Walking To Heaven Backward | Interview with Father Jonathan Robinson of the Oratory | The author of The Mass and Modernity: Walking to Heaven Backward talks about his book, which examines the origins and present day influence of modernity and argues that there is nothing in the Christian's concern for the modern world that requires accepting this damaging mind-set in connection with the highest form of worship, the Mass.

The Liturgy Lived: The Divinization of Man | Jean Corbon, O.P. | In this selection from from The Wellspring of Worship, the Dominican theologian reflects on the role of Liturgy in man's salvation: "If we consent in prayer to be flooded by the river of life, our entire being will be transformed; we will become trees of life and be increasingly able to produce the fruit of the Spirit: we will love with the very Love that is our God."

Does Christianity Need A Liturgy? | Martin Mosebach | This excerpt from the provocative book The Heresy of Formlessness: The Roman Liturgy and Its Enemy, begins with this question: "Some Catholics, who enjoy being provocative, say that the Christian religion could manage without the Bible sooner than without the liturgy. What do they mean by saying this?"
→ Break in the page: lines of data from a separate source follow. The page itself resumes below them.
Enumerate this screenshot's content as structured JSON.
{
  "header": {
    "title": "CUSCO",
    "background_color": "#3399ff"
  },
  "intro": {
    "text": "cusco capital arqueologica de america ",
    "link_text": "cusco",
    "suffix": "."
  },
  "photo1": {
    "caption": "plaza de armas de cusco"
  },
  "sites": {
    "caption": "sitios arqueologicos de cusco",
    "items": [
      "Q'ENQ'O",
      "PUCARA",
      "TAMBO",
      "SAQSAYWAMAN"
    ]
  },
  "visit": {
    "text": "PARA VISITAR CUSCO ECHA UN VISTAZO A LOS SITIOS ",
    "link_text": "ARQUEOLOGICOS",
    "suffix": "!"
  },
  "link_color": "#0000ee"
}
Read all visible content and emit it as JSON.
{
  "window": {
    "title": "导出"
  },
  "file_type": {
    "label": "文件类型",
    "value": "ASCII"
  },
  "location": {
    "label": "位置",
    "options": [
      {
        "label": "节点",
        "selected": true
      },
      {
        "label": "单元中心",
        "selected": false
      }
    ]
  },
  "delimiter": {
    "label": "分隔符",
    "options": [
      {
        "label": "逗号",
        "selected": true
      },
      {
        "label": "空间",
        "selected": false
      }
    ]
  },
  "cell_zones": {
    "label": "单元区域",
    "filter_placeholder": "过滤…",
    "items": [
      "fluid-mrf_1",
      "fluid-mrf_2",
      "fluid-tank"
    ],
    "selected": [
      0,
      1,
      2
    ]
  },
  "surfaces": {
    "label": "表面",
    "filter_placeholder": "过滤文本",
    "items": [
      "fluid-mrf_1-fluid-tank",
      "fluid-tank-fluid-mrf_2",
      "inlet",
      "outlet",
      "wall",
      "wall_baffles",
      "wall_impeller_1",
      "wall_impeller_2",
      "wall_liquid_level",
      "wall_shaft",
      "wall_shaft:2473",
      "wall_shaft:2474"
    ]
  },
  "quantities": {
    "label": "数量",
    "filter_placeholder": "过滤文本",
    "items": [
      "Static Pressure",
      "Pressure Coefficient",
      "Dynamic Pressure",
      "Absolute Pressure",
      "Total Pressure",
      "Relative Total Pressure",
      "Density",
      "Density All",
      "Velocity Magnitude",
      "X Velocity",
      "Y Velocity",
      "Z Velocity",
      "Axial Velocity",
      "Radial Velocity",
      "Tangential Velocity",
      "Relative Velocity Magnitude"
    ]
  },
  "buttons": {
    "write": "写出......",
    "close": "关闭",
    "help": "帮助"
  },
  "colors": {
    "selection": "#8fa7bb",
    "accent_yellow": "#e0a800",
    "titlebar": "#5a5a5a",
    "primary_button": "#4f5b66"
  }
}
Liturgical Roles In the Eucharistic Celebration | Francis Cardinal Arinze | The sacred liturgy is the public prayer of the whole Church. The chief person acting in every liturgical celebration is our Lord and Savior Jesus Christ himself, the one perfect Mediator between God and man. Many liturgical acts are hierarchically ordered: with a role for the Bishop and priest, for the deacon, for those lay people who are assigned a liturgical role as defined by the Church, and for all the people of God.

• The Latin Mass: Old Rites and New Rites in Today's World | Anthony E. Clark, Ph.D. | Nothing should unify Catholics more than the liturgy, but there is little else that so often separates them. It would be dishonest to begin a discussion of the Mass offered in Latin without admitting that God's beautiful gift to his followers has become a venue for division; what brings Catholics together is also the most virulently debated topic in the Church. What is actually a sign of Catholic unity has unfortunately become an area of contention, leading some Catholics to leave the Church altogether.

• Worshipping at the Feet of the Lord: Pope Benedict XVI and the Liturgy | Anthony E. Clark, Ph.D. | Pope Benedict XVI's first Mass as pope in the Sistine Chapel provided an insight into our new Holy Father's liturgical vision, one which may bring young Catholics closer to the perennial traditions of the Church and heal the rifts between those attached to the Tridentine Mass and those accustomed to the Mass of Paul VI.

Liturgy, Catechesis, and Conversion | Barbara Morgan | Catechesis is the science of passing on the Faith and the art of planting and cultivating faith for ongoing conversion in the heart of individual believers. Facilitating ongoing conversion in the spiritual life is a major concern of catechesis because "true participation in the mystery of Christ is the final goal of all catechetical endeavor."

The Eucharist: Source and Summit of Christian Spirituality | Mark Brumley | The Holy Eucharist, Vatican II tells us, is "the source and summit of the Christian life" (Lumen gentium, no. 11; cf. Catechism of the Catholic Church, no. 1324). Since the Christian life is essentially a spiritual life, we might say as well that the Eucharist is the "source and summit of Christian spirituality" too. To the pious Catholic, that proposition may seem obvious enough, even if he does not quite understand why.